Earlier in the year, I published a top ten list of my favourite games of 2014. At the top of the list was the PS4 release of the 2012 masterpiece Hotline Miami. The tight combat, mesmerising soundtrack and interestingly simple visuals were captivating, and the game’s incredibly addictive gameplay led me to complete it several times in a very short space of time. So understandably, my hopes for the sequel were very high. Did it live up to expectations?
To those uninitiated into the universe of Hotline Miami, the game is a collection of levels based on a house or building containing a large amount of enemies. Your task as an assassin or vigilante is to eliminate everyone inside, gaining points for each kill as well as style and speed. This may sound simple enough, but whilst the enemies can be taken out in one hit, so can you. A multitude of ferocious bludgeoning devices and firearms are at your disposal, and are suited to different situations, leaving just how you go about your task entirely up to you.
Straight off the bat, Hotline Miami 2: Wrong Number has everything that made it’s predecessor so engaging. Gameplay here is largely unchanged, but a few additional tweaks have been added to spice it up a bit for anyone familiar with the original game. Instead of having the freedom to choose a mask at the beginning of each level, a majority of levels put you in the shoes of a detective, a writer, a soldier and a Russian mobster. However, there are still sections of the game that allow you to experiment with different play styles, labelled as The Fans.
While these sections of the game offer more freedom, the play styles offered through the different masks can be subtle. For example, one mask allows you to roll underneath bullets at the press of a button, but this is rarely ever useful, as is the mask that allows you to aim in two directions at once with a set of machine guns. These restrictions can be somewhat frustrating at the beginning of the game, when you’re forced to use certain masks as they are unlocked.
Sometimes, the game’s ambition can get the better of it. Larger arenas for combat and more enemies placed far off the screen (that can somehow hit you from much further than you can hit them) can be problematic in a game with no checkpoints on each floor. This isn’t always an issue, however, but an awkward lock on system can make for some unfair deaths when it decides to prioritise an enemy five rooms away instead of the guard running at you with a shotgun.
Aside from this, the game is still an absurd amount of fun to play, and with my time clocking in at around 10 hours, the value on display here makes it incredibly hard to pass up. As a comparison, the same day as starting HM2:WN I finished the very hyped The Order: 1886. This game can run you anywhere up to £49, and lasted me half the time. This game cost me £9, and was more enjoyable than the former. The length makes the first game feel like a sample, but this isn’t the only reason. Variations Hotline Miami 2 brings to the table make the game feel almost like a perfected formula, a build upon the addictive quality of the first.
The game’s brutally stylish presentation is more blood thirsty than ever, and the bleak, confusing atmosphere of the first is explored upon in droves here.

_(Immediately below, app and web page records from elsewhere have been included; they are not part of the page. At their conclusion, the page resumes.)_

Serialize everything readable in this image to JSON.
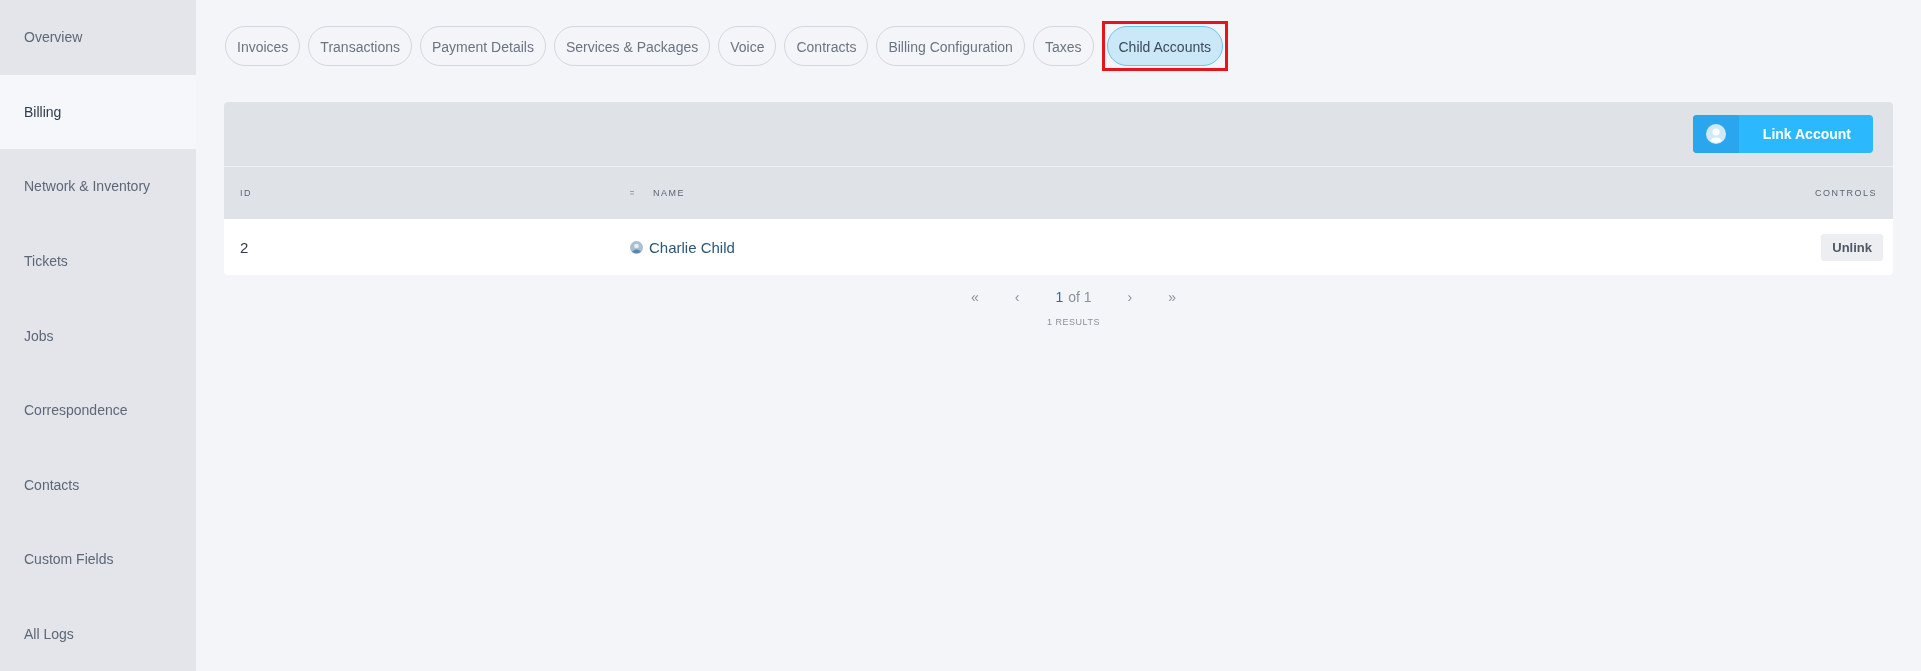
{
  "sidebar": {
    "items": [
      {
        "label": "Overview",
        "selected": false
      },
      {
        "label": "Billing",
        "selected": true
      },
      {
        "label": "Network & Inventory",
        "selected": false
      },
      {
        "label": "Tickets",
        "selected": false
      },
      {
        "label": "Jobs",
        "selected": false
      },
      {
        "label": "Correspondence",
        "selected": false
      },
      {
        "label": "Contacts",
        "selected": false
      },
      {
        "label": "Custom Fields",
        "selected": false
      },
      {
        "label": "All Logs",
        "selected": false
      }
    ]
  },
  "tabs": [
    {
      "label": "Invoices",
      "selected": false,
      "highlighted": false
    },
    {
      "label": "Transactions",
      "selected": false,
      "highlighted": false
    },
    {
      "label": "Payment Details",
      "selected": false,
      "highlighted": false
    },
    {
      "label": "Services & Packages",
      "selected": false,
      "highlighted": false
    },
    {
      "label": "Voice",
      "selected": false,
      "highlighted": false
    },
    {
      "label": "Contracts",
      "selected": false,
      "highlighted": false
    },
    {
      "label": "Billing Configuration",
      "selected": false,
      "highlighted": false
    },
    {
      "label": "Taxes",
      "selected": false,
      "highlighted": false
    },
    {
      "label": "Child Accounts",
      "selected": true,
      "highlighted": true
    }
  ],
  "toolbar": {
    "link_button": "Link Account"
  },
  "table": {
    "columns": [
      "ID",
      "NAME",
      "CONTROLS"
    ],
    "rows": [
      {
        "id": "2",
        "name": "Charlie Child",
        "action": "Unlink"
      }
    ]
  },
  "pagination": {
    "first": "«",
    "prev": "‹",
    "current": "1",
    "of": "of 1",
    "next": "›",
    "last": "»",
    "results": "1 RESULTS"
  }
}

Whilst the plot can be frustratingly vague on a first play-through, a second yields plentiful rewards for those going back (and let’s face it, you want to), and the addition of a Hard mode teases the player into another ride in Miami.
It would be a crime to not give the game’s soundtrack it’s own section in this review, because in all honesty, it may well be the best video game soundtrack I’ve ever heard. I was worried it wouldn’t match the hypnotic qualities of the first, but I am delighted to report that it smashes any music found in it’s little brother. The range of genres is also much wider here, as the soundtrack allows anything from psychedelic riffs to near dubstep level tracks, with some bound to stick in your head long after you quit for the night. Each piece of music is memorable, and each can top the last with gusto. That is, however, until you hear the last one again.
So, did Hotline Miami 2: Wrong Number live up to expectations? After some reflection, the game surpassed any expectations I had for it. Full disclosure, when I put down the controller after finishing the game, I almost felt bitter toward it. I thought it’s length worked against it, packing in more than required after the first three to four hour instalment was so perfectly packaged with it’s brevity. But in reflection, I think I felt that way because the game had just gotten the better of me at the time. I was so determined to beat the game as quickly as possible, and only now do I realise this was just because I couldn’t put it down. Frustration got the better of me, and only when stepping back and looking at the experience as a whole did I fully appreciate how utterly fantastic it all was. I loved Hotline Miami 2: Wrong Number, and sincerely hope we get another game somewhere down the line. Now, if you’ll excuse me, I want to play Hotline Miami 2.